Work instruction: Your answer must be a single number: how many lines in the records include the word "mouse".

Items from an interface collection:
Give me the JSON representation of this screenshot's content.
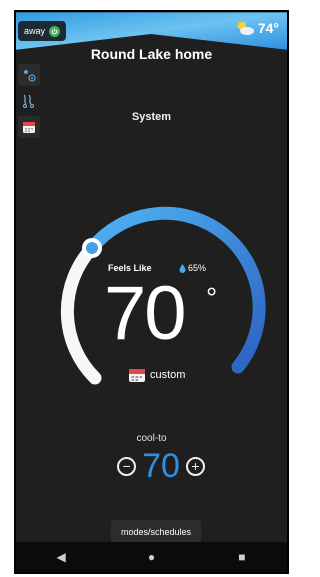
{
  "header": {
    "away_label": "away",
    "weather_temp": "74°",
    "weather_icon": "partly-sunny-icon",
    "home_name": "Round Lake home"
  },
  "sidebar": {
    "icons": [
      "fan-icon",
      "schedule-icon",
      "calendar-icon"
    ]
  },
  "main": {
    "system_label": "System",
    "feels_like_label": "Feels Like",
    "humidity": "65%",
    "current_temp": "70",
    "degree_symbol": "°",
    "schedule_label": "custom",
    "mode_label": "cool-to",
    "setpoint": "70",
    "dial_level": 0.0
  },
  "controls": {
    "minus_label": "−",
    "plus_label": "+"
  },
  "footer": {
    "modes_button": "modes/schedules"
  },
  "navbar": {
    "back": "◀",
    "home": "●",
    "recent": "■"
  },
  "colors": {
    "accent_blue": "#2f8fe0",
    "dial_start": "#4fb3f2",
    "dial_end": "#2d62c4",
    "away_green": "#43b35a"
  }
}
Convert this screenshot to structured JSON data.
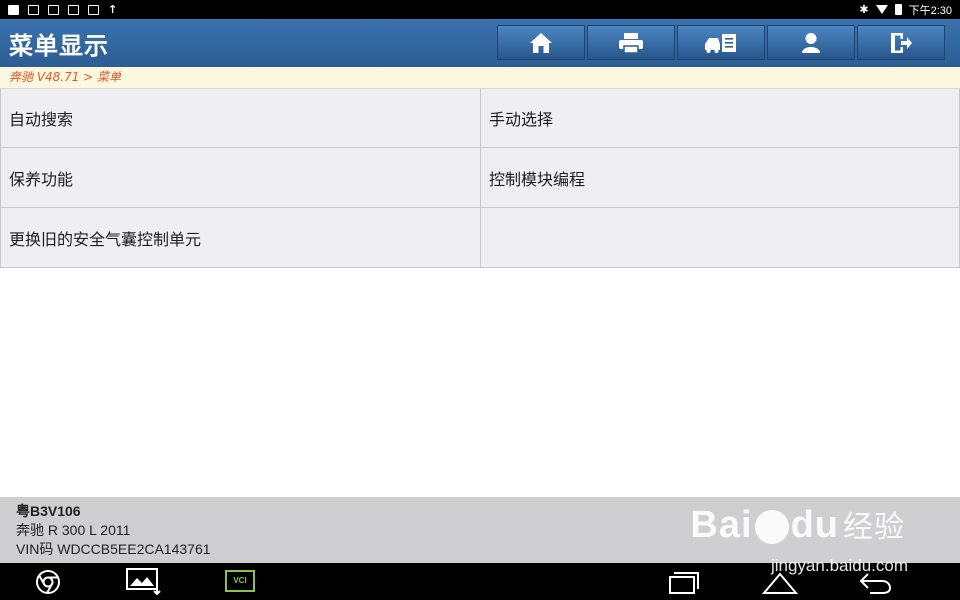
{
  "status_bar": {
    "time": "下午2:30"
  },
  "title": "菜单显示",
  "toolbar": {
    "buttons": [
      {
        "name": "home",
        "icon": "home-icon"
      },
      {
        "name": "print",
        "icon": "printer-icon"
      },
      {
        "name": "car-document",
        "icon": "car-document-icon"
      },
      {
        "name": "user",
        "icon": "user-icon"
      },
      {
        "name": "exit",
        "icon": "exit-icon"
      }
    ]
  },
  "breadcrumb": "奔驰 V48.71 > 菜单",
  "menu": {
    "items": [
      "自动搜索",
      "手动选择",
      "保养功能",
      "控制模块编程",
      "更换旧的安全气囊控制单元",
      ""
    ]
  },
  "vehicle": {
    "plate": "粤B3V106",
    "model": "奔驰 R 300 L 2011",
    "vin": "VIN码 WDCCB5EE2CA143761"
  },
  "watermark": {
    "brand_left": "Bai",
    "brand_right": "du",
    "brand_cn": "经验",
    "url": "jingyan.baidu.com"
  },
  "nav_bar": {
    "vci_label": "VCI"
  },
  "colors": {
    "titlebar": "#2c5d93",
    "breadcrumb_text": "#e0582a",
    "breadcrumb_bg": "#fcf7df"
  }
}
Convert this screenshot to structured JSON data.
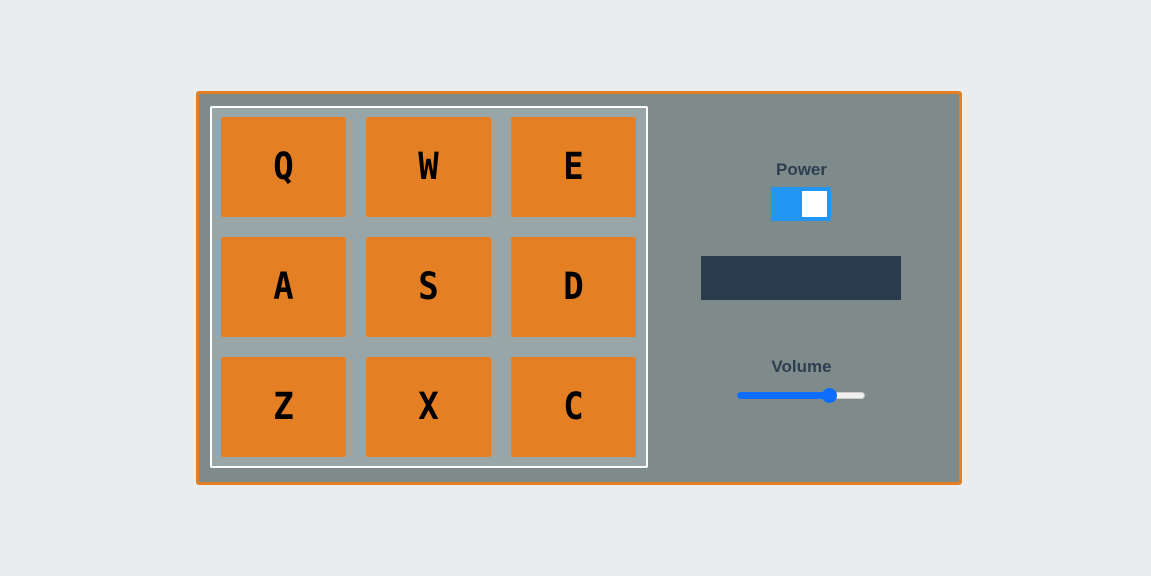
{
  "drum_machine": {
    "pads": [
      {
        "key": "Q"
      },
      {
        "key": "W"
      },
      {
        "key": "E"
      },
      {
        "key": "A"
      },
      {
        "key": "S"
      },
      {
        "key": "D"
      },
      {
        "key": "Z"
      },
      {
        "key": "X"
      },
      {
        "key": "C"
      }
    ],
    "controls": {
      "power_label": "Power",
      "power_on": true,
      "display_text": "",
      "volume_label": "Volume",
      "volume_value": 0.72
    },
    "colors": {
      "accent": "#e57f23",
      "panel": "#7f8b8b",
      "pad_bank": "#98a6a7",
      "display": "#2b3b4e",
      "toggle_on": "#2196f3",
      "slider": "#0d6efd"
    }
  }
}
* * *
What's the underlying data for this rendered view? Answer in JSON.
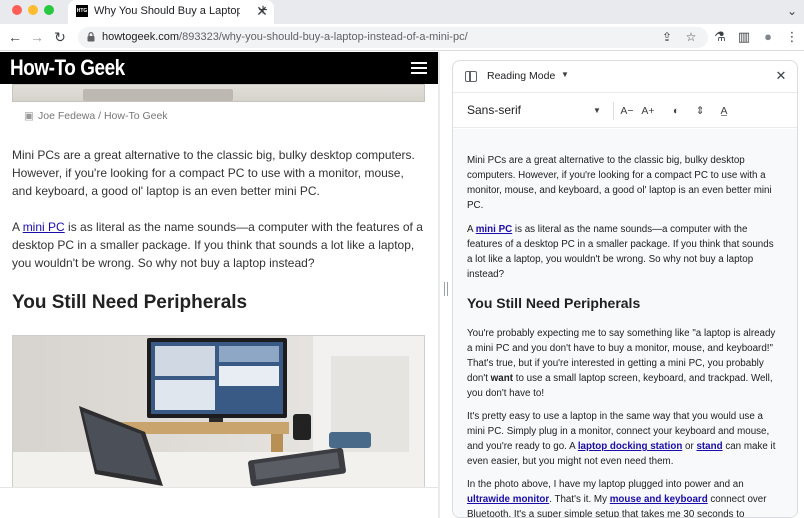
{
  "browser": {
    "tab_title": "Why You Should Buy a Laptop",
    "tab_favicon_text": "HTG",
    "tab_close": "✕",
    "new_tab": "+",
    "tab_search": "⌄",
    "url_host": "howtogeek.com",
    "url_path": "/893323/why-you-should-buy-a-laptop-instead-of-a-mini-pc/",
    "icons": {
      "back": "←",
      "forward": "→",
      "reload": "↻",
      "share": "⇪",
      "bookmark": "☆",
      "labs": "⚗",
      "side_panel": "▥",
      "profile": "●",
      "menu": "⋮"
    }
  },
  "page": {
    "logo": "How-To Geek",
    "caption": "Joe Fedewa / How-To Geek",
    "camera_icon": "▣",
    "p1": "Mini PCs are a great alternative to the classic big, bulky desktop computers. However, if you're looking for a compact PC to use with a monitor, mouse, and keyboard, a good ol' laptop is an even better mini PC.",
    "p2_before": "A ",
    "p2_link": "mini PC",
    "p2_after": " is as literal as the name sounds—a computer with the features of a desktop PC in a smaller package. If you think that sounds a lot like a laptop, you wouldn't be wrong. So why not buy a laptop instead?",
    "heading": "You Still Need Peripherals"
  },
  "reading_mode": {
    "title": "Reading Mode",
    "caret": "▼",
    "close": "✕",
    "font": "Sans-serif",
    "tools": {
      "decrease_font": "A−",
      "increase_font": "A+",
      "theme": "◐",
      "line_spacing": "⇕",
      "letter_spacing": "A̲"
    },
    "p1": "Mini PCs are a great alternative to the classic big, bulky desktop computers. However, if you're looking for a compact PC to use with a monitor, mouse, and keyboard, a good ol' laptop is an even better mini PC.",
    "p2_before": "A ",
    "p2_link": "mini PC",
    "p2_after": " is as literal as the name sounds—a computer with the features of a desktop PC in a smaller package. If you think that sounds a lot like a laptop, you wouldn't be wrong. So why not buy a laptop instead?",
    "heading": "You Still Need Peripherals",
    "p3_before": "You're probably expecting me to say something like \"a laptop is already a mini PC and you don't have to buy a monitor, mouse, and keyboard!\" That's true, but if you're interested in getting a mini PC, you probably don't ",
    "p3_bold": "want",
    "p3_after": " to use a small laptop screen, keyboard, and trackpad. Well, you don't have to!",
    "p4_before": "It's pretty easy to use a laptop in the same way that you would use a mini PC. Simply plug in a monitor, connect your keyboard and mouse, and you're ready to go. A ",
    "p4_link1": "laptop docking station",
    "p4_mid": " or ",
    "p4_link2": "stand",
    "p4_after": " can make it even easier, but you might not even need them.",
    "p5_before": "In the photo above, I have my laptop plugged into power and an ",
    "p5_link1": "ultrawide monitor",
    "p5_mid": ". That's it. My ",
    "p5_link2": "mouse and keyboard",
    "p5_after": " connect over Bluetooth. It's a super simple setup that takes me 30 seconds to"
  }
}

Response: 5